What I would tend to advocate is saving all components and footprints used from common libraries into your project or board folders after you get the component selection finished. You never know what version of the common libraries someone will have or if someone has used something that another person has not installed. This also allows you to make some updates to footprint markings that you prefer and to build up a common library for future projects. In concept, you could just have a copy of all common components and footprints that are shared at that level and maintain that carefully instead of migrating them to your libraries.

Aside from that, really KiCAD works pretty well for collaboration unless you both try to edit and save the same file at the same time. It even allows for one person editing the schematic while another is doing layout work. Being text based, it is possible to use a versioned repository, and that works reasonably well.

One thing I do for MCU muxing and other complex pin mapping is to put everything in a spreadsheet with checks for usage and other rules and then use that to generate the components, nets, and wires. This gets a little reformatting and then inserted into the files as text. In concept, it could all be scripted, but I haven’t hit that point. Of course, this is overkill for simple designs, but if you have medium or large sized controllers with overlapping muxing options I found this to be the easiest way to keep everything straight and to maintain a backup of what was intended with notes on why something was done in a specific way.

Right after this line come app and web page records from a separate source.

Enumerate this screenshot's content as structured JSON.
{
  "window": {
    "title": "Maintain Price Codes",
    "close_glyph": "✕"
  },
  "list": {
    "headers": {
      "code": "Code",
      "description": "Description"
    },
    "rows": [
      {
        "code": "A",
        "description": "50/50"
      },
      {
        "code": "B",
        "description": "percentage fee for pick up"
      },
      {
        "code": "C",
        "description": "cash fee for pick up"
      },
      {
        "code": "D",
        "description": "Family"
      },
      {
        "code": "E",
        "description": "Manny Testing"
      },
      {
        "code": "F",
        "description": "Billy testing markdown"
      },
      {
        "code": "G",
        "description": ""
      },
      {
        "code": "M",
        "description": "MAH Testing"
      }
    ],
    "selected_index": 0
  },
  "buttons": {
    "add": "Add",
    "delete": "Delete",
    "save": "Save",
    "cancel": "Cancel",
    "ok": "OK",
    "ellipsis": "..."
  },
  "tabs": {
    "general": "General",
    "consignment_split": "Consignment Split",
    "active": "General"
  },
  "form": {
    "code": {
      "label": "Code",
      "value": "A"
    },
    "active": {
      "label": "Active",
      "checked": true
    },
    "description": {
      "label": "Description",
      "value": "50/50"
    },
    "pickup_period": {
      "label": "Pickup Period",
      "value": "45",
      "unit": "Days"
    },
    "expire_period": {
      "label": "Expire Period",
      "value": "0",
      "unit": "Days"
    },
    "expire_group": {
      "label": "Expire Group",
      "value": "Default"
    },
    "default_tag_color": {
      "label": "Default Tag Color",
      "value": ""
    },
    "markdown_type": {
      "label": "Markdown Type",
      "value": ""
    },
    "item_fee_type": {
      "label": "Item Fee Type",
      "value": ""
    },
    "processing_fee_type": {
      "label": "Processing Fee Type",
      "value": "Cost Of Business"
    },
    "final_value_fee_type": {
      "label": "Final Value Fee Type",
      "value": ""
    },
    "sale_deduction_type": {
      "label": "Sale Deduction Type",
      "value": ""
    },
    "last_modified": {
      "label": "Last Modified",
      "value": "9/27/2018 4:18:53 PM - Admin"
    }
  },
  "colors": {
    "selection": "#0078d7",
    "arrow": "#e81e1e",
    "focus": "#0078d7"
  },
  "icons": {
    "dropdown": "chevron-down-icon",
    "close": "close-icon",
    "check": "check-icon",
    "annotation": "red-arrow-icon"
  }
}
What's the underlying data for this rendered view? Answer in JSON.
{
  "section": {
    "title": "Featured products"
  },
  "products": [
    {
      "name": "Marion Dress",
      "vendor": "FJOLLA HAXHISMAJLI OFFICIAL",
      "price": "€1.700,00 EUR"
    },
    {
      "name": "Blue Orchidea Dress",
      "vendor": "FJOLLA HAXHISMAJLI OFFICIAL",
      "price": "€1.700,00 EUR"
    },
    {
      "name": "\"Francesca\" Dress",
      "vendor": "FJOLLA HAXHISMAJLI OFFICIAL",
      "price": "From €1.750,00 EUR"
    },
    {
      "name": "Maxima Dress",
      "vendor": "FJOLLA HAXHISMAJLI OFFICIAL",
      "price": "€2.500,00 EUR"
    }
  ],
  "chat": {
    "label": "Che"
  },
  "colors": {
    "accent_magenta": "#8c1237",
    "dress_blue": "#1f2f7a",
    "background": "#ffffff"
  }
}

We are a small startup in Turkey. We use KiCad because it runs on linux. It’s free. (*) It’s good enough for us. We usually design microcontroller based sensor boards. No high frequency lines etc. But recently we designed some very compact high voltage PCBs and we needed advanced DRC features which kicad lacks.

I also personally prefer KiCad over any proprietary solution because it’s Open Source, has Python scripting and a text based file format. I like to be in control of my design files.

(*) Around here, all software is free (!). Almost everybody uses Altium because it’s the best. Some use Pads. After all cracks are free.

Eagle was bought out by Autodesk who is certainly no small “hobbiest” company. So might be useful to know Eagle if your PCB design also integrates with a mechanical housing of some sort which is done in Fusion360. Otherwise I use Kicad, and will continue to do so for the foreseeable future :wink:

Can you elaborate a little on what sort of advanced DRC features you needed?

Clearance between specific net classes and clearance settings for a region, would be nice.


Do you mean clearance between two different net classes? There is already a clearance setting for net classes themselves, although I haven’t dived down to see exactly what a clearance number for the net class is checking (perhaps “Clearance between nets of this net class and any other net”?). If so, you can almost implement what you need, but you’ll have too much clearance in some (a lot of?) places.

I agree with hyOzd, that’s the feature I’ve been missing too. Yes, it’s possible to set clearance for specific net class - it’s the clearance between all nets in it and all other nets. However, it’s quite a common situation when you have a device with several galvanically isolated regions (e.g. isolated power supply). Every region can has quite a small clearance inside it, but should mantain distance to nets from another regions. Unfortunately, I don’t know a way to do it in KiCAD for now.


and what about KiCad and FreeCAD mechanical integration?
That ECAD MCAD collaboration in KiCad came 2 years before the Autodesk move :smiley: